In a statement on the organization’s website, White noted that Melchior’s “achievements in the world of reconciliation are significant.” Despite the latest outbreak of violence between Israelis and Palestinians, White praised Melchior for his determination “to work with all sides in the hope that interfaith dialogue will help bring about lasting peace in the Holy Land.”
The other recipient of the award was Dr. Sarah Ahmed, a Muslim woman who is director of operations for the foundation.
Born to a Jewish family that traces its roots back 350 years in Denmark, Melchior served as chief rabbi of Norway before immigrating to Israel in 1986. He was one of the founding members of Meimad, a dovish Orthodox party that eventually merged with Labor.

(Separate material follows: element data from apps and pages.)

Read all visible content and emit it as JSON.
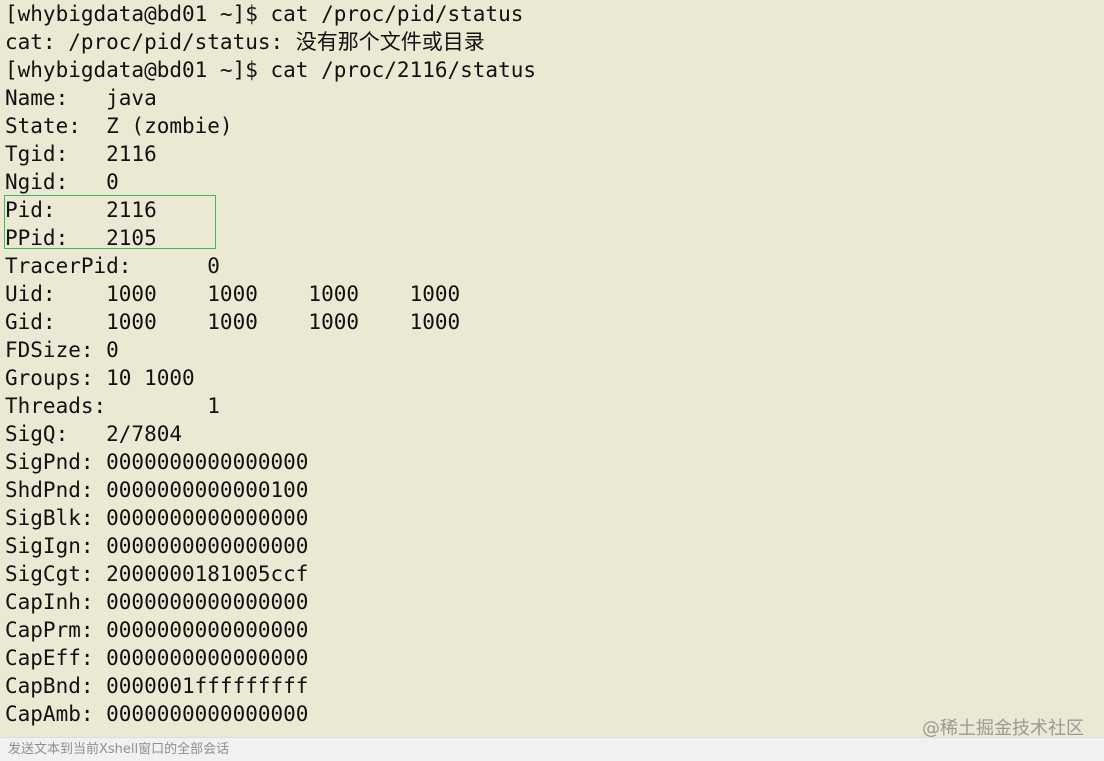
{
  "terminal": {
    "lines": [
      "[whybigdata@bd01 ~]$ cat /proc/pid/status",
      "cat: /proc/pid/status: 没有那个文件或目录",
      "[whybigdata@bd01 ~]$ cat /proc/2116/status",
      "Name:   java",
      "State:  Z (zombie)",
      "Tgid:   2116",
      "Ngid:   0",
      "Pid:    2116",
      "PPid:   2105",
      "TracerPid:      0",
      "Uid:    1000    1000    1000    1000",
      "Gid:    1000    1000    1000    1000",
      "FDSize: 0",
      "Groups: 10 1000",
      "Threads:        1",
      "SigQ:   2/7804",
      "SigPnd: 0000000000000000",
      "ShdPnd: 0000000000000100",
      "SigBlk: 0000000000000000",
      "SigIgn: 0000000000000000",
      "SigCgt: 2000000181005ccf",
      "CapInh: 0000000000000000",
      "CapPrm: 0000000000000000",
      "CapEff: 0000000000000000",
      "CapBnd: 0000001fffffffff",
      "CapAmb: 0000000000000000"
    ]
  },
  "highlight": {
    "color": "#3dbb5a"
  },
  "watermark": {
    "text": "@稀土掘金技术社区"
  },
  "send_bar": {
    "placeholder": "发送文本到当前Xshell窗口的全部会话"
  }
}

Among other political positions, Melchior has served as minister of diaspora and social affairs and deputy foreign minister.